The Weekly Text, December 23, 2016

Our schools here in New York are closed for the holidays next week, so I plan to spend as little time as possible in front of this computer. That means this is the final Weekly Text for 2016. I offer this context clues worksheet on the transitive verb juxtapose and this one on the noun juxtaposition for this week’s Text.

Happy Holidays! I’ll see you in 2017.

If you find typos in these documents, I would appreciate a notification. And, as always, if you find this material useful in your practice, I would be grateful to hear what you think of it. I seek your peer review.

Primary (adj)

I’m working on some new freshman global studies lessons that will use primary documents, so here’s a context clues worksheet on the adjective primary.

If you find typos in this document, I would appreciate a notification.

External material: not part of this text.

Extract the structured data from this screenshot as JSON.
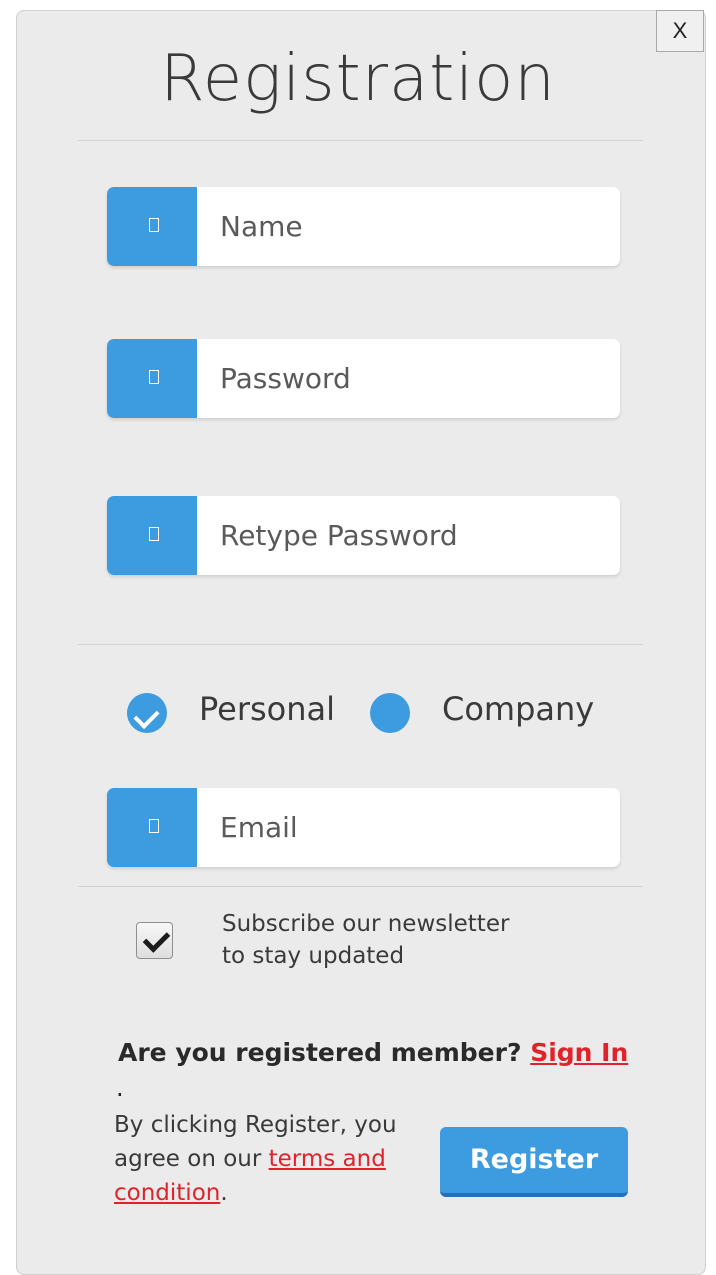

And, as always, if you find this material useful in your practice, I would be grateful to hear what you think of it. I seek your peer review.

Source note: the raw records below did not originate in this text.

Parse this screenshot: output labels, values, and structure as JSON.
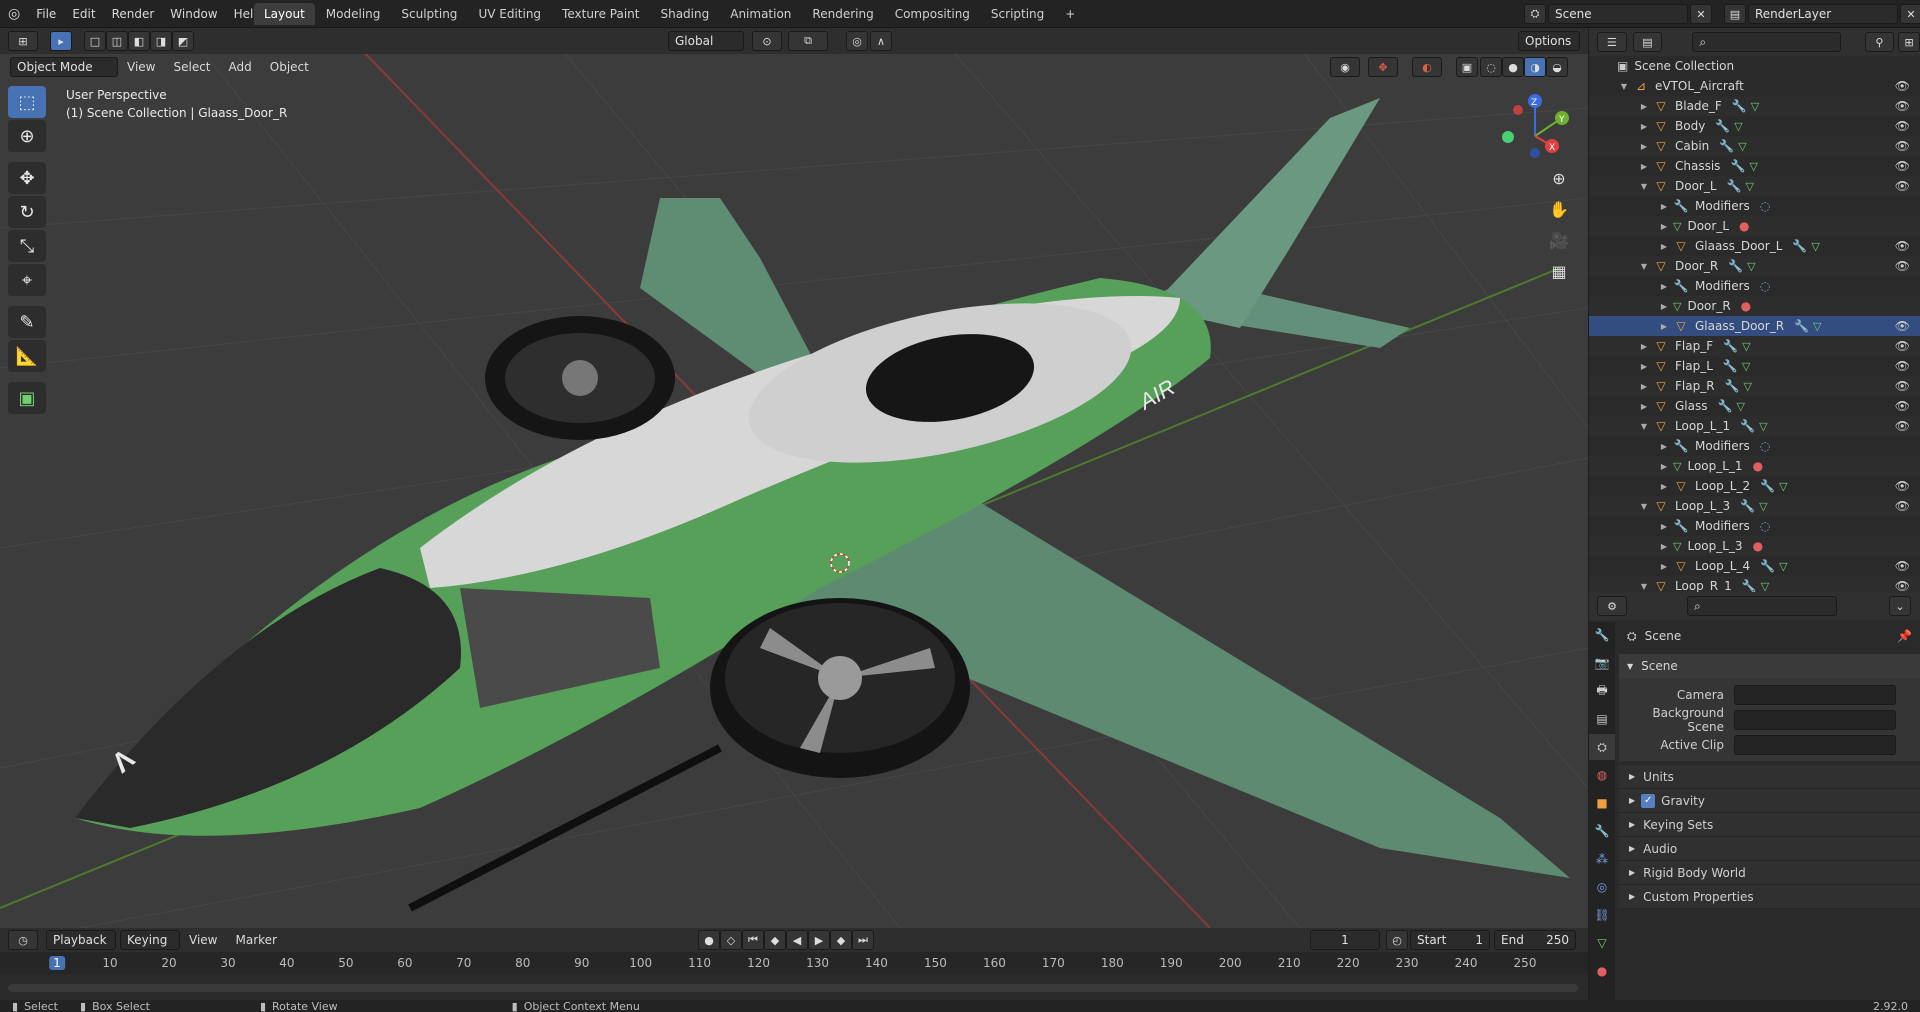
{
  "topbar": {
    "menus": [
      "File",
      "Edit",
      "Render",
      "Window",
      "Help"
    ],
    "workspaces": [
      "Layout",
      "Modeling",
      "Sculpting",
      "UV Editing",
      "Texture Paint",
      "Shading",
      "Animation",
      "Rendering",
      "Compositing",
      "Scripting"
    ],
    "active_workspace": "Layout",
    "add_tab": "+",
    "scene": "Scene",
    "render_layer": "RenderLayer"
  },
  "viewport": {
    "orientation": "Global",
    "options": "Options",
    "mode": "Object Mode",
    "menus": [
      "View",
      "Select",
      "Add",
      "Object"
    ],
    "info_line1": "User Perspective",
    "info_line2": "(1) Scene Collection | Glaass_Door_R",
    "aircraft_logo": "AIR",
    "gizmo": {
      "z": "Z",
      "y": "Y",
      "x": "X"
    }
  },
  "outliner": {
    "root": "Scene Collection",
    "rows": [
      {
        "label": "eVTOL_Aircraft",
        "indent": 1,
        "kind": "collection",
        "open": true
      },
      {
        "label": "Blade_F",
        "indent": 2,
        "kind": "mesh"
      },
      {
        "label": "Body",
        "indent": 2,
        "kind": "mesh"
      },
      {
        "label": "Cabin",
        "indent": 2,
        "kind": "mesh"
      },
      {
        "label": "Chassis",
        "indent": 2,
        "kind": "mesh"
      },
      {
        "label": "Door_L",
        "indent": 2,
        "kind": "mesh",
        "open": true
      },
      {
        "label": "Modifiers",
        "indent": 3,
        "kind": "mod"
      },
      {
        "label": "Door_L",
        "indent": 3,
        "kind": "data"
      },
      {
        "label": "Glaass_Door_L",
        "indent": 3,
        "kind": "mesh"
      },
      {
        "label": "Door_R",
        "indent": 2,
        "kind": "mesh",
        "open": true
      },
      {
        "label": "Modifiers",
        "indent": 3,
        "kind": "mod"
      },
      {
        "label": "Door_R",
        "indent": 3,
        "kind": "data"
      },
      {
        "label": "Glaass_Door_R",
        "indent": 3,
        "kind": "mesh",
        "selected": true
      },
      {
        "label": "Flap_F",
        "indent": 2,
        "kind": "mesh"
      },
      {
        "label": "Flap_L",
        "indent": 2,
        "kind": "mesh"
      },
      {
        "label": "Flap_R",
        "indent": 2,
        "kind": "mesh"
      },
      {
        "label": "Glass",
        "indent": 2,
        "kind": "mesh"
      },
      {
        "label": "Loop_L_1",
        "indent": 2,
        "kind": "mesh",
        "open": true
      },
      {
        "label": "Modifiers",
        "indent": 3,
        "kind": "mod"
      },
      {
        "label": "Loop_L_1",
        "indent": 3,
        "kind": "data"
      },
      {
        "label": "Loop_L_2",
        "indent": 3,
        "kind": "mesh"
      },
      {
        "label": "Loop_L_3",
        "indent": 2,
        "kind": "mesh",
        "open": true
      },
      {
        "label": "Modifiers",
        "indent": 3,
        "kind": "mod"
      },
      {
        "label": "Loop_L_3",
        "indent": 3,
        "kind": "data"
      },
      {
        "label": "Loop_L_4",
        "indent": 3,
        "kind": "mesh"
      },
      {
        "label": "Loop_R_1",
        "indent": 2,
        "kind": "mesh",
        "open": true
      }
    ]
  },
  "properties": {
    "breadcrumb": "Scene",
    "panel": "Scene",
    "fields": [
      {
        "label": "Camera"
      },
      {
        "label": "Background Scene"
      },
      {
        "label": "Active Clip"
      }
    ],
    "subpanels": [
      "Units",
      "Gravity",
      "Keying Sets",
      "Audio",
      "Rigid Body World",
      "Custom Properties"
    ],
    "gravity_checked": true
  },
  "timeline": {
    "menus": [
      "Playback",
      "Keying",
      "View",
      "Marker"
    ],
    "current_frame": "1",
    "start_label": "Start",
    "start": "1",
    "end_label": "End",
    "end": "250",
    "ticks": [
      "1",
      "10",
      "20",
      "30",
      "40",
      "50",
      "60",
      "70",
      "80",
      "90",
      "100",
      "110",
      "120",
      "130",
      "140",
      "150",
      "160",
      "170",
      "180",
      "190",
      "200",
      "210",
      "220",
      "230",
      "240",
      "250"
    ]
  },
  "statusbar": {
    "select": "Select",
    "box_select": "Box Select",
    "rotate_view": "Rotate View",
    "context_menu": "Object Context Menu",
    "version": "2.92.0"
  },
  "colors": {
    "accent": "#4772b3",
    "selected_row": "#334d80",
    "aircraft_green": "#5a8a70",
    "aircraft_white": "#d8d8d8"
  }
}
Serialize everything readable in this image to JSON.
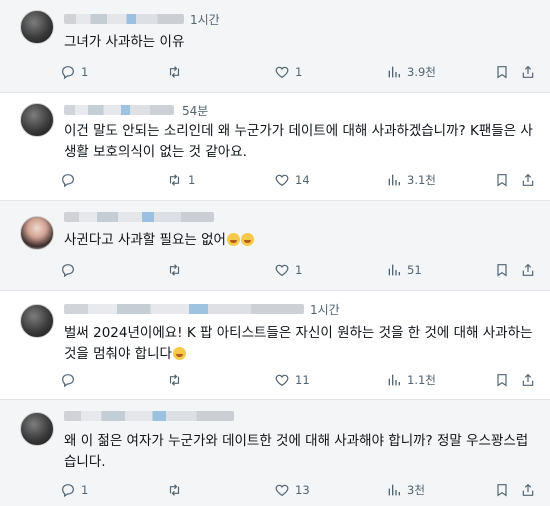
{
  "tweets": [
    {
      "time": "1시간",
      "text": "그녀가 사과하는 이유",
      "replies": "1",
      "retweets": "",
      "likes": "1",
      "views": "3.9천",
      "has_emoji": false
    },
    {
      "time": "54분",
      "text": "이건 말도 안되는 소리인데 왜 누군가가 데이트에 대해 사과하겠습니까? K팬들은 사생활 보호의식이 없는 것 같아요.",
      "replies": "",
      "retweets": "1",
      "likes": "14",
      "views": "3.1천",
      "has_emoji": false
    },
    {
      "time": "",
      "text": "사귄다고 사과할 필요는 없어",
      "replies": "",
      "retweets": "",
      "likes": "1",
      "views": "51",
      "has_emoji": true,
      "emoji_count": 2
    },
    {
      "time": "1시간",
      "text": "벌써 2024년이에요! K 팝 아티스트들은 자신이 원하는 것을 한 것에 대해 사과하는 것을 멈춰야 합니다",
      "replies": "",
      "retweets": "",
      "likes": "11",
      "views": "1.1천",
      "has_emoji": true,
      "emoji_count": 1
    },
    {
      "time": "",
      "text": "왜 이 젊은 여자가 누군가와 데이트한 것에 대해 사과해야 합니까? 정말 우스꽝스럽습니다.",
      "replies": "1",
      "retweets": "",
      "likes": "13",
      "views": "3천",
      "has_emoji": false
    }
  ],
  "colors": {
    "text": "#0f1419",
    "muted": "#536471",
    "shade": "#f4f5f6"
  },
  "icons": [
    "reply-icon",
    "retweet-icon",
    "like-icon",
    "views-icon",
    "bookmark-icon"
  ]
}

Rotten Reviews: T.S. Eliot’s “The Waste Land”

“Mr. Eliot has shown that he can at moments write real blank verse; but that is all. For the rest, he has quoted a great deal, he has parodied and imitated. But the parodies are cheap and the imitations inferior.”

New Statesman

“…it is the finest horses which have the most tender mouths and some unsympathetic tug has sent Mr. Eliot’s gift awry. When he recovers control we shall expect his poetry to have gained in variety and strength from this ambitious experiment.”

Times Literary Supplement

Excerpted from: Bernard, Andre, and Bill Henderson, eds. Pushcart’s Complete Rotten Reviews and Rejections. Wainscott, NY: Pushcart Press, 1998.

Wise Words in a Political Season

“Idealism is the noble toga that that political gentlemen drape over their will to power.”

Aldous Huxley

Excerpted from: Winokur, Jon, ed. The Portable Curmudgeon. New York: Plume, 1992.

Amid (prep)

Here’s a context clues worksheet on the preposition amid.

If you find typos in these documents, I would appreciate a notification. And, as always, if you find this material useful in your practice, I would be grateful to hear what you think of it. I seek your peer review.

The Weekly Text, December 16, 2016

This week, I fell under whatever it is that has afflicted most of the faculty at my school. My doctor, when I finally made it to him, diagnosed bronchitis, something I contract with irritating regularity working in a windowless building with almost 800 adolescents.

So, the Text for this week is nothing special, just this word root worksheet on the Greek roots the and theo. It means, as you probably already know, God. It is surely useful in social studies classes where words like polytheism and monotheism crop up regularly. Given the results of the presidential election, kids might need to know the word theocracy as well.

If you find typos in these documents, I would appreciate a notification. And, as always, if you find this material useful in your practice, I would be grateful to hear what you think of it. I seek your peer review.

Why Teaching Will Never Become Boring

“Education is a progressive discovery of our own ignorance.”

Will Durant (1885-1981)

Excerpted from: Howe, Randy, ed. The Quotable Teacher. Guilford, CT: The Lyons Press, 2003.